Regarding termination, employment relationships in California are “at will,” which means both employers and employees may terminate the employment for any reason that is not illegal. As such, termination may be unlawful, retaliatory, or fall under the scope of unfair dismissal if the termination is based on discrimination or some other retaliatory action (e.g., against a whistleblower).
Employment discrimination occurs when an employer (or even co-worker or customer) discriminates against a person based on their protected classification (e.g., gender, race, nation of origin, religion). Discriminatory acts may include firing someone, denying an application or interview, or withholding pay.
Similarly, harassment might occur if an employer or co-worker creates a hostile working environment. Harassment becomes sexual when it involves Inappropriate touching and obscene talk perpetrated by or against a member of any sex.
Employers in California also need to reimburse employees for all expenses or losses incurred due to the discharge of their duties. Expenses could range from driving expenses to cell phone use.
If you are dealing with a labor dispute, reach out to our team of experienced attorneys at Gaines & Gaines for legal support. We work exclusively with and for employers, and we are committed to helping you obtain the compensation you are due as a worker. For additional about our employment law practice and California’s employment litigation process, visit our frequently asked questions page.
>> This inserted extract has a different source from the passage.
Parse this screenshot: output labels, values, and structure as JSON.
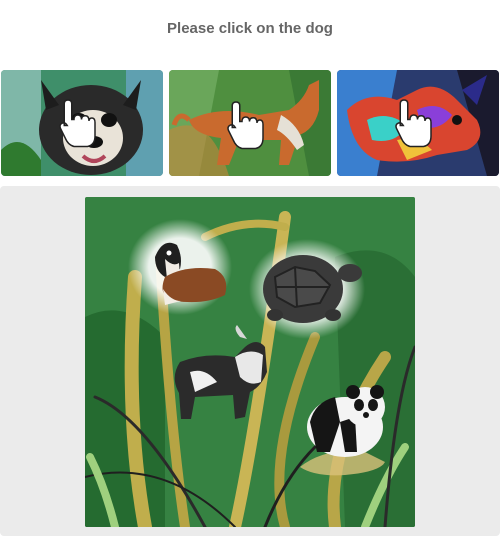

Schedule an initial consultation with Gaines & Gaines to get started on your employment law case. Let’s protect your rights as a California worker today.
Call us at (866) 400-4450 or fill out an online form to schedule an initial consultation to discuss your case and explore your options.
Do you offer free consultations?
Yes. Gaines & Gaines, APLC offers prospective clients a no-cost consultation to help them assess whether they have a claim and whether we can help them pursue it.
How do employment law and labor law differ from one another?
Labor law typically involves laws that pertain to unions and employers. Employment law is focused on the rights of individual employees.
Employment law also includes wage and hour issues, such as employers who fail to pay employees properly or fail to pay all wages that earned by employees.
When do you need an employment lawyer?
If you think that your employer is not paying you correctly, not paying you on time, or has taken negative action against you (such as a demotion, cut in pay or hours, or termination) which you believe is illegally based on a right or protection that you have under the law (such as your race, gender, age, ethnicity), you should contact an employment lawyer to determine if your rights have been violated.
What entity do I contact about employee-employer disputes?
Call Gaines & Gaines, APLC for a free consultation.